Deleuze, Gilles. 1997. Cinema 1- The Movement-Image. University of Minnesota Press.

De Mente, Boye Lafayette. MUGA: A Japanese Word You Should Know. http://boyelafayettedemente.blogspot.rs/2007/03/muga-moo-gah-japanese-word-you-should.html

Dosen, Ana. 2016. Bemusing the Audience: Probing the Narrative Diversions in Symbol. Ekphrasis 15 (1) : 75-85.

Došen, Ana. Viscerocepcija: (japansko) telo koje misli i umetnost. Art+Media 11 (to be published).

Hall, Edward T. 1976. Beyond Culture. New York: Anchor Books.
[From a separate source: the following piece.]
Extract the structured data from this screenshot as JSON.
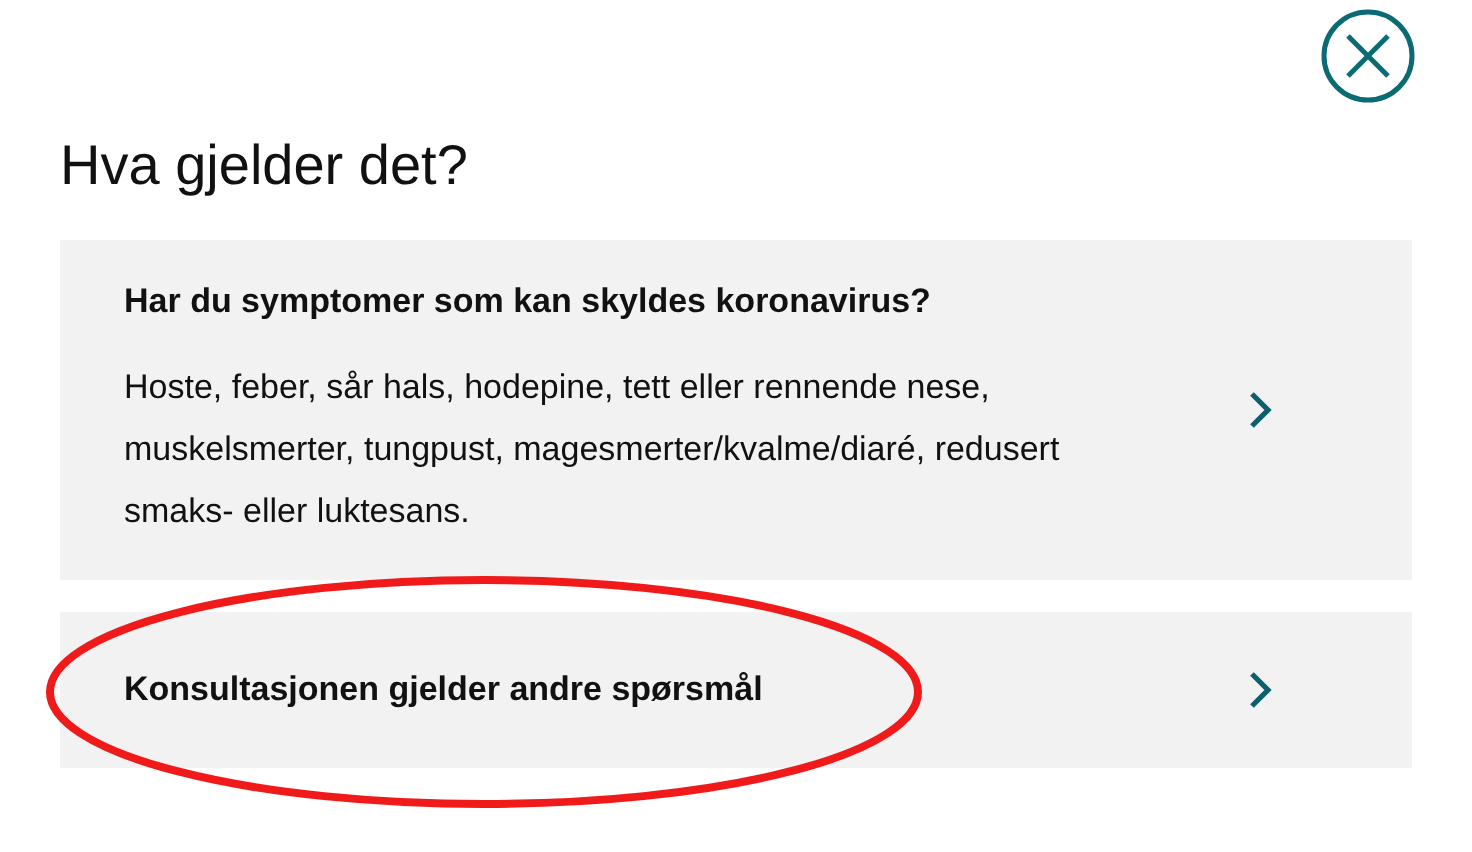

Hamera, Judith. 1990. Silence That Reflects: Buthoh, Ma, and a Crosscultural Gaze. Text and Performance Quarterly 10 (1): 53-60.

Isozaki, Arata and Ken Tadashi Oshima. 2009. Arata Isozaki. London: Phaidon Press.
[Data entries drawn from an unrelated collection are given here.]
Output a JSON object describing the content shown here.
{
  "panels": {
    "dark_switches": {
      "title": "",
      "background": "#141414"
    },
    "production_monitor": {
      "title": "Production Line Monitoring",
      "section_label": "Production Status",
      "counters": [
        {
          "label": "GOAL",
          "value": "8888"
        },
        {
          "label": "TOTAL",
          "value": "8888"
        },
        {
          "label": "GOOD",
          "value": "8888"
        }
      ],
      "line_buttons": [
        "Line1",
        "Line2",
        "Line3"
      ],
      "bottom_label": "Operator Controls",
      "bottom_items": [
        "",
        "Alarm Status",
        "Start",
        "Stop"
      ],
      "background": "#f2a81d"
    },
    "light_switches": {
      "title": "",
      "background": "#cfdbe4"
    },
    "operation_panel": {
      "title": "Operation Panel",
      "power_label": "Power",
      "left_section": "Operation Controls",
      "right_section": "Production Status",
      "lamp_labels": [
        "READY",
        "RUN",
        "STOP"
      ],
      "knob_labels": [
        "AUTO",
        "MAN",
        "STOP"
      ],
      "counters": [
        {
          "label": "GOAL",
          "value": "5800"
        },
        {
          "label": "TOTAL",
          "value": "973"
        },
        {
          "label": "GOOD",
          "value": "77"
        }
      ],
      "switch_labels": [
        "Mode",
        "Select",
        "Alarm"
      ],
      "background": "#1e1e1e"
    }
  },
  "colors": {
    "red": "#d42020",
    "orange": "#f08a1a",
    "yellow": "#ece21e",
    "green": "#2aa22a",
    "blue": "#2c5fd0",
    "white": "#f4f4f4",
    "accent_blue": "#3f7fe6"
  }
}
Kindaichi, Haruhiko. 2010. The Japanese Language. Tokyo: Tuttle Publishing.

Jackson II, Ronald L. And Michael A. Hogg (eds.). 2010. Encyclopedia of Identity. Vol.I, SAGE Publications.

Lambert, Leopold (ed.). 2013. The Funambulist Pamphlets: Spinoza. New York: Punctum Books.
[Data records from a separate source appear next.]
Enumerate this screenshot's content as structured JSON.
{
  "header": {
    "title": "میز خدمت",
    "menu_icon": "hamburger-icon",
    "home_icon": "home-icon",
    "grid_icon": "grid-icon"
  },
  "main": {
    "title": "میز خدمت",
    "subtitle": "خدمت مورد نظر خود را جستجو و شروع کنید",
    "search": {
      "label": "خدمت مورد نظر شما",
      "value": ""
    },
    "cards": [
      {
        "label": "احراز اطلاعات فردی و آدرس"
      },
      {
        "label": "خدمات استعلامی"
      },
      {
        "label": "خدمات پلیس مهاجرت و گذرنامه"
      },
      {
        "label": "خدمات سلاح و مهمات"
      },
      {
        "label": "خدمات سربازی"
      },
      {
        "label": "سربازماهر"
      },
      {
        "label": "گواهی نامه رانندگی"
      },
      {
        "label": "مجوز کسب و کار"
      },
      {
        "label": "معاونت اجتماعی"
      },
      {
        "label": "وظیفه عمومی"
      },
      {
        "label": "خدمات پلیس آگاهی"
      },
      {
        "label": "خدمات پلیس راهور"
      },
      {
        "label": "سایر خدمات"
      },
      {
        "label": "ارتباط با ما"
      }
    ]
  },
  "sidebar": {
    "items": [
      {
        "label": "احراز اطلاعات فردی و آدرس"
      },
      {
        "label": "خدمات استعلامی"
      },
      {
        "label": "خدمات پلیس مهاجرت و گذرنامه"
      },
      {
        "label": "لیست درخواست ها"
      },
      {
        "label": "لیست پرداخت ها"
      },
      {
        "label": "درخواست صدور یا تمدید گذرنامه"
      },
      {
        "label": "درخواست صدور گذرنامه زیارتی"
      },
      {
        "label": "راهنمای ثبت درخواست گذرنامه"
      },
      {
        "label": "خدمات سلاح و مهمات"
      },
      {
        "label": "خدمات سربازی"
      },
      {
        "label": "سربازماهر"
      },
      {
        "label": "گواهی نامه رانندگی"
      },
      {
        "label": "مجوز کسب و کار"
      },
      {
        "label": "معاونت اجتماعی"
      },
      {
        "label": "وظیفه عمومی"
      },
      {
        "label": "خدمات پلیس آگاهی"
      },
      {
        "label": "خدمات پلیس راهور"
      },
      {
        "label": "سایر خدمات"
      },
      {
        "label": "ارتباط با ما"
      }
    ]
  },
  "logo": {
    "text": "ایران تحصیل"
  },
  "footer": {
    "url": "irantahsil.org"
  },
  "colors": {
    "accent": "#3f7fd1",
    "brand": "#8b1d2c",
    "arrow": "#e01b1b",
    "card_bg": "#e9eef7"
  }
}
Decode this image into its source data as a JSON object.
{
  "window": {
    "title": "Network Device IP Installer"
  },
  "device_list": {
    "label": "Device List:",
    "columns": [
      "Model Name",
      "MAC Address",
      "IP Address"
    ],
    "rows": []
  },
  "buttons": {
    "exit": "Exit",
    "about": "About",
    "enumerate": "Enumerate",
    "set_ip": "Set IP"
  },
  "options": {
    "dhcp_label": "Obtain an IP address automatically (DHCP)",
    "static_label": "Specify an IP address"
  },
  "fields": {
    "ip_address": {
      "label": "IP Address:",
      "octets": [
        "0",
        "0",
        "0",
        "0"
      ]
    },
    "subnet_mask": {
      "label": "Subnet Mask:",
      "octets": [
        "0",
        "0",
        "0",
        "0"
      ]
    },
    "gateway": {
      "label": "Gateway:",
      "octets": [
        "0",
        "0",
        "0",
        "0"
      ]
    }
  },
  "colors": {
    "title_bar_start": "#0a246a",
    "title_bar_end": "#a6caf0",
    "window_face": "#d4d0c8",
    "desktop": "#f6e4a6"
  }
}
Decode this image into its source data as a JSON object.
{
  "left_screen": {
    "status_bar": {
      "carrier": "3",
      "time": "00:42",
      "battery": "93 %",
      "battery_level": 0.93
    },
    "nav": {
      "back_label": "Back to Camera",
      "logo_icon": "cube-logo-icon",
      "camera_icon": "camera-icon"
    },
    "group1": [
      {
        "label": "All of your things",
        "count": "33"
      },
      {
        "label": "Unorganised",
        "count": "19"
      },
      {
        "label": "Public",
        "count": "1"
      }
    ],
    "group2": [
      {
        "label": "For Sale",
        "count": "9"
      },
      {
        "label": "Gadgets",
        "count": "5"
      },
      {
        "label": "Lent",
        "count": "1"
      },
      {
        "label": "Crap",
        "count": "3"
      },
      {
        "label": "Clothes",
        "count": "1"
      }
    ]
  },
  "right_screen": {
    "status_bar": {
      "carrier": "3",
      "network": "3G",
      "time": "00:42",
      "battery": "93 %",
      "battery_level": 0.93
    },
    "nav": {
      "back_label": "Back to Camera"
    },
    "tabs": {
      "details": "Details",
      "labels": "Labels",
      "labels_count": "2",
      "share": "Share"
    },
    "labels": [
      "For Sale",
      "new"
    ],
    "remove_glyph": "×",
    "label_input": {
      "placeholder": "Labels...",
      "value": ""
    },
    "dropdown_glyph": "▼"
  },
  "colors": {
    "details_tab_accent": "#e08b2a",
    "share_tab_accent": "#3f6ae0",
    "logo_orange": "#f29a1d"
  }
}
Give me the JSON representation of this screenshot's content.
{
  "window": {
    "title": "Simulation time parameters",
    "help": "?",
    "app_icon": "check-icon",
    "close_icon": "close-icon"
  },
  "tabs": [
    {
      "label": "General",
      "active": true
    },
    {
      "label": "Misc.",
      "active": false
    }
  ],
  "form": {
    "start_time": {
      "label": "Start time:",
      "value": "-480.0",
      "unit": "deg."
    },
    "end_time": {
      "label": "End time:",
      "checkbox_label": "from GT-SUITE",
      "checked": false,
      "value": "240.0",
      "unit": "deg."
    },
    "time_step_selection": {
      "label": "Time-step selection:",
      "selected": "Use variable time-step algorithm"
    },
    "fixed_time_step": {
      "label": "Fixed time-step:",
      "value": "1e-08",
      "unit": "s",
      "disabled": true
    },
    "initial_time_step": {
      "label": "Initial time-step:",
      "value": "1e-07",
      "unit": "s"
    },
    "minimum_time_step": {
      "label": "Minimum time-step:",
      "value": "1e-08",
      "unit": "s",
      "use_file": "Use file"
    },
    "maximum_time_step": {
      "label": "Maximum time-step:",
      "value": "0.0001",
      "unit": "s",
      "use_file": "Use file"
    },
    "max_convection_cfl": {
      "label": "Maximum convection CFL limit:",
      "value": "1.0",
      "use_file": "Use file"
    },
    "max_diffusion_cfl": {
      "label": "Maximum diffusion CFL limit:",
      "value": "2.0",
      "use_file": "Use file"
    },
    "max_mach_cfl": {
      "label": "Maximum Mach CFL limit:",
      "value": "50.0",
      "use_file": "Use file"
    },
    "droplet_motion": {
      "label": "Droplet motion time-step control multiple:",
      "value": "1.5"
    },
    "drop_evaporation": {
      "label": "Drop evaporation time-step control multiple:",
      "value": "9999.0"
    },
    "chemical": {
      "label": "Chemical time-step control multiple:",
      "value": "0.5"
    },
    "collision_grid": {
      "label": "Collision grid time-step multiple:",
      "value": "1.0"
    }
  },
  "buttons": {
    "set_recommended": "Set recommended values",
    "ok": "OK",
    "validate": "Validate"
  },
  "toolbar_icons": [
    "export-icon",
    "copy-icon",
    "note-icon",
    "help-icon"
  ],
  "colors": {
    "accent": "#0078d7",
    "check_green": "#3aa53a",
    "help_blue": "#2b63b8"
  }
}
Lebra, Takie S. 1987. The cultural significance of silence in Japanese communication. Multilingua 6-4: 345-357.

Marks, Laura U. 2000. The Skin of the Film. Durham and London: Duke University Press.

Matarazzo J. D, H.F. Hess, G. Saslow. 1961. Frequency and duration characteristics of speech and silence behavior during interviews. Journal of Clinical Psychology 18 (4): 416-426.

Matsuki, Keiko. 1995. "Metaphors of anger in Japanese". In Language and the Cognitive Construal of the World, eds. John R. Taylor and Robert E. MacLaury, 137-152. Berlin & New York: Mouton de Gruyter.

Maynard, Michael L. and Senko K. Maynard. 1994. 101 Japanese idioms: Understanding Japanese Language and Culture Through Popular Phrases. Lincolnwood, IL: Passport Books.

Maynard, Seneko K. 1997. Japanese Communication: Language and Thought in Context. Honolulu: University of Hawaii Press.

McDonald, Keiko I. 1994. Japanese Classical Theater in Films. London & Toronto: Fairleigh Dickinson University Press.

Merleau-Ponty, Maurice. 2012. Phenomenology of Perception. London & NewYork: Routledge.

Miike, Yoshitaka. 2003. Japanese Enryo-Sasshi Communication and Psychology of Amae: Reconsideration and Reconceptualization. Keio Communication Review 25: 93-115.

Nishida, Kitaro. 1992. An Inquiry Into the Good. Yale Univesity Press.

Okabe, Ryoichi. 1983. "Cultural assumptions East and West: Japan and the United States". Intercultural communication theory: Current perspectives, ed. W. Gudykunst, 22-41. Beverly Hills, CA: Sage Publications.

Prasol, Alexander. 2010. Modern Japan: Origins of the Mind. Hackensack, NJ & London: World Scientific Publishing Co.

Richie, Donald. 1971. Japanese Cinema – Film Style and National Character. New York: Anchor Books.

———. 2005. Hundred Years Japanese Cinema. Tokyo: Kodansha.

———. 2007. A Tractate on Japanese Aesthetics. Stone Bridge Press.

Suzuki, Daisetz Teitaro (trans.). 2009. Lankavatara Sutra: A Mahayana Text. Motilal Banarsidass.

Takemitsu, Toru. 1995. Confronting Silence – Selected Writings, Lanham, Maryland: The Scarecrow Press, Inc.

Tanen, Deborah and Muriel Saville-Troike (eds.). 1985. Perspectives on Silence. Norwood, NJ: Ablex Publishing Corporation.

Tsujimura, Akira. 1987. "Some Characteristics of the Japanese Way of Communication." Communication Theory - Eastern and Western Perspectives. ed. D. Lawrence Kincaid, 115-126. San Diego: Academic Press, INC.

Yuasa, Yasuo. 2008. Overcoming Modernity – Synchonicity and Image-Thinking. New York: State University of New York Press.
Woronoff, Jon. 1990. Japan As Anything But Number One. Amornk, NY: M.E.Sharpe.
Published
2017-03-31
How to Cite
Došen, Ana. 2017. “Silent Bodies: Japanese Taciturnity and Image Thinking”. Issues in Ethnology and Anthropology 12 (1), 113–128. https://doi.org/https://doi.org/10.21301/eap.v12i1.5.